» WHAT YOU HAVE TO DO: Return the full set of entries below exactly, leaving every image out.

» DATA:
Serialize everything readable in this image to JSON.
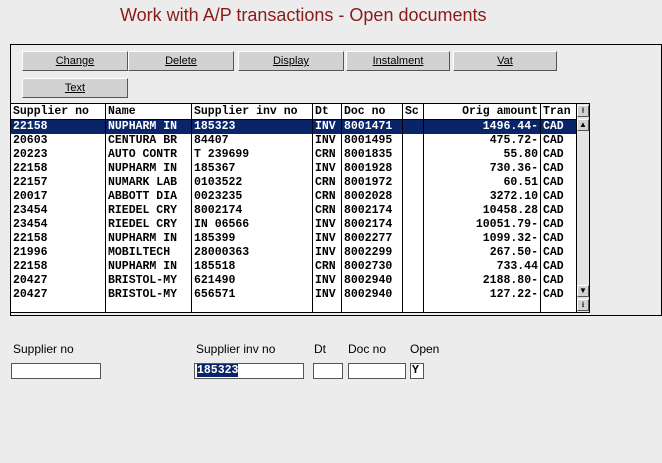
{
  "window": {
    "title": "Work with A/P transactions - Open documents"
  },
  "toolbar": {
    "change": "Change",
    "delete": "Delete",
    "display": "Display",
    "instalment": "Instalment",
    "vat": "Vat",
    "text": "Text"
  },
  "table": {
    "headers": [
      "Supplier no",
      "Name",
      "Supplier inv no",
      "Dt",
      "Doc no",
      "Sc",
      "Orig amount",
      "Tran"
    ],
    "rows": [
      [
        "22158",
        "NUPHARM IN",
        "185323",
        "INV",
        "8001471",
        "",
        "1496.44-",
        "CAD"
      ],
      [
        "20603",
        "CENTURA BR",
        "84407",
        "INV",
        "8001495",
        "",
        "475.72-",
        "CAD"
      ],
      [
        "20223",
        "AUTO CONTR",
        "T 239699",
        "CRN",
        "8001835",
        "",
        "55.80",
        "CAD"
      ],
      [
        "22158",
        "NUPHARM IN",
        "185367",
        "INV",
        "8001928",
        "",
        "730.36-",
        "CAD"
      ],
      [
        "22157",
        "NUMARK LAB",
        "0103522",
        "CRN",
        "8001972",
        "",
        "60.51",
        "CAD"
      ],
      [
        "20017",
        "ABBOTT DIA",
        "0023235",
        "CRN",
        "8002028",
        "",
        "3272.10",
        "CAD"
      ],
      [
        "23454",
        "RIEDEL CRY",
        "8002174",
        "CRN",
        "8002174",
        "",
        "10458.28",
        "CAD"
      ],
      [
        "23454",
        "RIEDEL CRY",
        "IN 06566",
        "INV",
        "8002174",
        "",
        "10051.79-",
        "CAD"
      ],
      [
        "22158",
        "NUPHARM IN",
        "185399",
        "INV",
        "8002277",
        "",
        "1099.32-",
        "CAD"
      ],
      [
        "21996",
        "MOBILTECH",
        "28000363",
        "INV",
        "8002299",
        "",
        "267.50-",
        "CAD"
      ],
      [
        "22158",
        "NUPHARM IN",
        "185518",
        "CRN",
        "8002730",
        "",
        "733.44",
        "CAD"
      ],
      [
        "20427",
        "BRISTOL-MY",
        "621490",
        "INV",
        "8002940",
        "",
        "2188.80-",
        "CAD"
      ],
      [
        "20427",
        "BRISTOL-MY",
        "656571",
        "INV",
        "8002940",
        "",
        "127.22-",
        "CAD"
      ]
    ]
  },
  "filters": {
    "supplier_no_label": "Supplier no",
    "supplier_no_value": "",
    "supplier_inv_label": "Supplier inv no",
    "supplier_inv_value": "185323",
    "dt_label": "Dt",
    "dt_value": "",
    "doc_no_label": "Doc no",
    "doc_no_value": "",
    "open_label": "Open",
    "open_value": "Y"
  },
  "icons": {
    "scroll_up": "scroll-up-icon",
    "scroll_down": "scroll-down-icon"
  }
}
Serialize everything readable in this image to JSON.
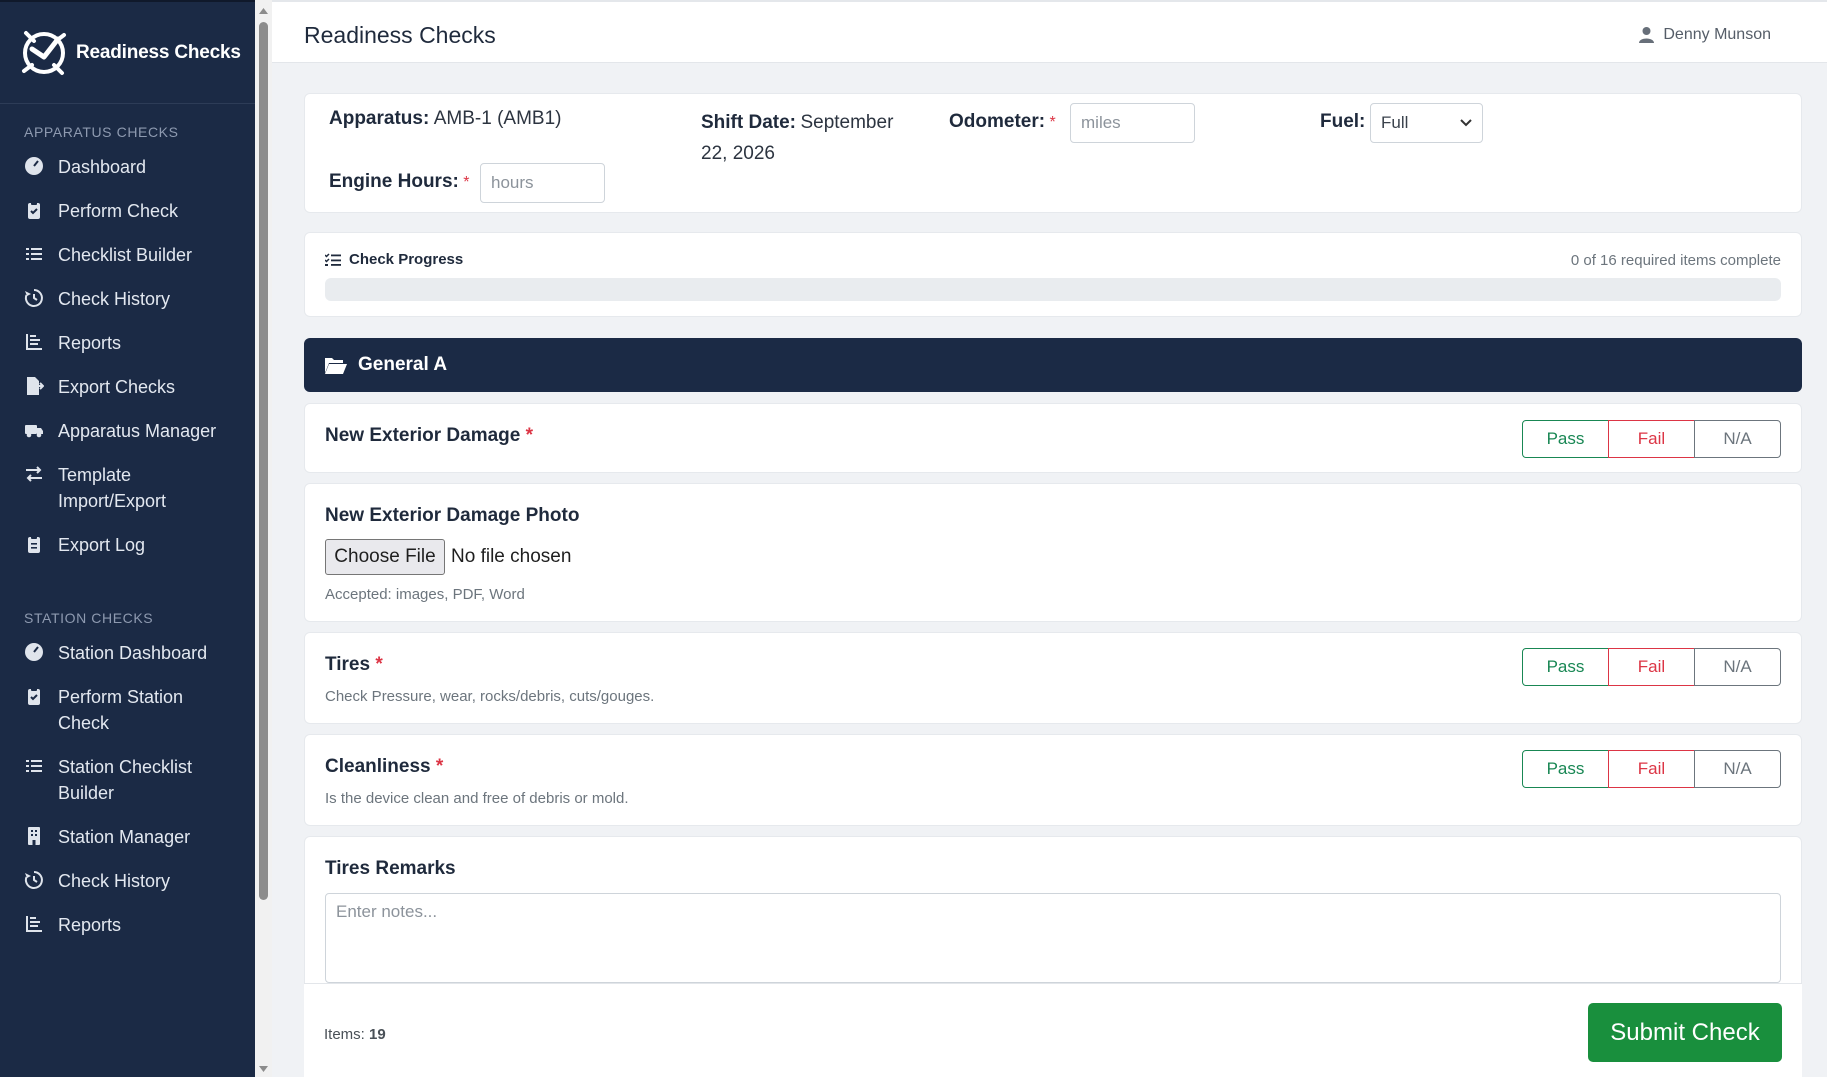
{
  "app": {
    "brand_name": "Readiness Checks",
    "page_title": "Readiness Checks",
    "user_name": "Denny Munson"
  },
  "sidebar": {
    "apparatus_section": "APPARATUS CHECKS",
    "apparatus_items": [
      {
        "label": "Dashboard",
        "icon": "gauge-icon"
      },
      {
        "label": "Perform Check",
        "icon": "clipboard-check-icon"
      },
      {
        "label": "Checklist Builder",
        "icon": "list-icon"
      },
      {
        "label": "Check History",
        "icon": "history-icon"
      },
      {
        "label": "Reports",
        "icon": "chart-icon"
      },
      {
        "label": "Export Checks",
        "icon": "file-export-icon"
      },
      {
        "label": "Apparatus Manager",
        "icon": "truck-icon"
      },
      {
        "label": "Template Import/Export",
        "icon": "exchange-icon"
      },
      {
        "label": "Export Log",
        "icon": "clipboard-list-icon"
      }
    ],
    "station_section": "STATION CHECKS",
    "station_items": [
      {
        "label": "Station Dashboard",
        "icon": "gauge-icon"
      },
      {
        "label": "Perform Station Check",
        "icon": "clipboard-check-icon"
      },
      {
        "label": "Station Checklist Builder",
        "icon": "list-icon"
      },
      {
        "label": "Station Manager",
        "icon": "building-icon"
      },
      {
        "label": "Check History",
        "icon": "history-icon"
      },
      {
        "label": "Reports",
        "icon": "chart-icon"
      }
    ]
  },
  "info": {
    "apparatus_label": "Apparatus:",
    "apparatus_value": "AMB-1 (AMB1)",
    "shift_label": "Shift Date:",
    "shift_value_line1": "September",
    "shift_value_line2": "22, 2026",
    "odometer_label": "Odometer:",
    "odometer_placeholder": "miles",
    "fuel_label": "Fuel:",
    "fuel_value": "Full",
    "engine_hours_label": "Engine Hours:",
    "engine_hours_placeholder": "hours",
    "required_mark": "*"
  },
  "progress": {
    "title": "Check Progress",
    "count_text": "0 of 16 required items complete",
    "completed": 0,
    "required": 16
  },
  "section": {
    "title": "General A"
  },
  "buttons": {
    "pass": "Pass",
    "fail": "Fail",
    "na": "N/A"
  },
  "items": {
    "exterior_damage": {
      "title": "New Exterior Damage",
      "required": "*"
    },
    "damage_photo": {
      "title": "New Exterior Damage Photo",
      "choose_file": "Choose File",
      "no_file": "No file chosen",
      "accepted": "Accepted: images, PDF, Word"
    },
    "tires": {
      "title": "Tires",
      "required": "*",
      "desc": "Check Pressure, wear, rocks/debris, cuts/gouges."
    },
    "cleanliness": {
      "title": "Cleanliness",
      "required": "*",
      "desc": "Is the device clean and free of debris or mold."
    },
    "tires_remarks": {
      "title": "Tires Remarks",
      "placeholder": "Enter notes..."
    }
  },
  "footer": {
    "items_label": "Items:",
    "items_count": "19",
    "submit": "Submit Check"
  },
  "colors": {
    "sidebar_bg": "#1b2a45",
    "pass": "#198754",
    "fail": "#dc3545",
    "submit": "#198f3d"
  }
}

» WORKED SOLUTION:
Serialize everything readable in this image to JSON.
{
  "window": {
    "title": "Work with A/P transactions - Open documents"
  },
  "toolbar": {
    "change": "Change",
    "delete": "Delete",
    "display": "Display",
    "instalment": "Instalment",
    "vat": "Vat",
    "text": "Text"
  },
  "table": {
    "headers": [
      "Supplier no",
      "Name",
      "Supplier inv no",
      "Dt",
      "Doc no",
      "Sc",
      "Orig amount",
      "Tran"
    ],
    "rows": [
      [
        "22158",
        "NUPHARM IN",
        "185323",
        "INV",
        "8001471",
        "",
        "1496.44-",
        "CAD"
      ],
      [
        "20603",
        "CENTURA BR",
        "84407",
        "INV",
        "8001495",
        "",
        "475.72-",
        "CAD"
      ],
      [
        "20223",
        "AUTO CONTR",
        "T 239699",
        "CRN",
        "8001835",
        "",
        "55.80",
        "CAD"
      ],
      [
        "22158",
        "NUPHARM IN",
        "185367",
        "INV",
        "8001928",
        "",
        "730.36-",
        "CAD"
      ],
      [
        "22157",
        "NUMARK LAB",
        "0103522",
        "CRN",
        "8001972",
        "",
        "60.51",
        "CAD"
      ],
      [
        "20017",
        "ABBOTT DIA",
        "0023235",
        "CRN",
        "8002028",
        "",
        "3272.10",
        "CAD"
      ],
      [
        "23454",
        "RIEDEL CRY",
        "8002174",
        "CRN",
        "8002174",
        "",
        "10458.28",
        "CAD"
      ],
      [
        "23454",
        "RIEDEL CRY",
        "IN 06566",
        "INV",
        "8002174",
        "",
        "10051.79-",
        "CAD"
      ],
      [
        "22158",
        "NUPHARM IN",
        "185399",
        "INV",
        "8002277",
        "",
        "1099.32-",
        "CAD"
      ],
      [
        "21996",
        "MOBILTECH",
        "28000363",
        "INV",
        "8002299",
        "",
        "267.50-",
        "CAD"
      ],
      [
        "22158",
        "NUPHARM IN",
        "185518",
        "CRN",
        "8002730",
        "",
        "733.44",
        "CAD"
      ],
      [
        "20427",
        "BRISTOL-MY",
        "621490",
        "INV",
        "8002940",
        "",
        "2188.80-",
        "CAD"
      ],
      [
        "20427",
        "BRISTOL-MY",
        "656571",
        "INV",
        "8002940",
        "",
        "127.22-",
        "CAD"
      ]
    ]
  },
  "filters": {
    "supplier_no_label": "Supplier no",
    "supplier_no_value": "",
    "supplier_inv_label": "Supplier inv no",
    "supplier_inv_value": "185323",
    "dt_label": "Dt",
    "dt_value": "",
    "doc_no_label": "Doc no",
    "doc_no_value": "",
    "open_label": "Open",
    "open_value": "Y"
  },
  "icons": {
    "scroll_up": "scroll-up-icon",
    "scroll_down": "scroll-down-icon"
  }
}
Serialize everything readable in this image to JSON.
{
  "app": {
    "brand_name": "Readiness Checks",
    "page_title": "Readiness Checks",
    "user_name": "Denny Munson"
  },
  "sidebar": {
    "apparatus_section": "APPARATUS CHECKS",
    "apparatus_items": [
      {
        "label": "Dashboard",
        "icon": "gauge-icon"
      },
      {
        "label": "Perform Check",
        "icon": "clipboard-check-icon"
      },
      {
        "label": "Checklist Builder",
        "icon": "list-icon"
      },
      {
        "label": "Check History",
        "icon": "history-icon"
      },
      {
        "label": "Reports",
        "icon": "chart-icon"
      },
      {
        "label": "Export Checks",
        "icon": "file-export-icon"
      },
      {
        "label": "Apparatus Manager",
        "icon": "truck-icon"
      },
      {
        "label": "Template Import/Export",
        "icon": "exchange-icon"
      },
      {
        "label": "Export Log",
        "icon": "clipboard-list-icon"
      }
    ],
    "station_section": "STATION CHECKS",
    "station_items": [
      {
        "label": "Station Dashboard",
        "icon": "gauge-icon"
      },
      {
        "label": "Perform Station Check",
        "icon": "clipboard-check-icon"
      },
      {
        "label": "Station Checklist Builder",
        "icon": "list-icon"
      },
      {
        "label": "Station Manager",
        "icon": "building-icon"
      },
      {
        "label": "Check History",
        "icon": "history-icon"
      },
      {
        "label": "Reports",
        "icon": "chart-icon"
      }
    ]
  },
  "info": {
    "apparatus_label": "Apparatus:",
    "apparatus_value": "AMB-1 (AMB1)",
    "shift_label": "Shift Date:",
    "shift_value_line1": "September",
    "shift_value_line2": "22, 2026",
    "odometer_label": "Odometer:",
    "odometer_placeholder": "miles",
    "fuel_label": "Fuel:",
    "fuel_value": "Full",
    "engine_hours_label": "Engine Hours:",
    "engine_hours_placeholder": "hours",
    "required_mark": "*"
  },
  "progress": {
    "title": "Check Progress",
    "count_text": "0 of 16 required items complete",
    "completed": 0,
    "required": 16
  },
  "section": {
    "title": "General A"
  },
  "buttons": {
    "pass": "Pass",
    "fail": "Fail",
    "na": "N/A"
  },
  "items": {
    "exterior_damage": {
      "title": "New Exterior Damage",
      "required": "*"
    },
    "damage_photo": {
      "title": "New Exterior Damage Photo",
      "choose_file": "Choose File",
      "no_file": "No file chosen",
      "accepted": "Accepted: images, PDF, Word"
    },
    "tires": {
      "title": "Tires",
      "required": "*",
      "desc": "Check Pressure, wear, rocks/debris, cuts/gouges."
    },
    "cleanliness": {
      "title": "Cleanliness",
      "required": "*",
      "desc": "Is the device clean and free of debris or mold."
    },
    "tires_remarks": {
      "title": "Tires Remarks",
      "placeholder": "Enter notes..."
    }
  },
  "footer": {
    "items_label": "Items:",
    "items_count": "19",
    "submit": "Submit Check"
  },
  "colors": {
    "sidebar_bg": "#1b2a45",
    "pass": "#198754",
    "fail": "#dc3545",
    "submit": "#198f3d"
  }
}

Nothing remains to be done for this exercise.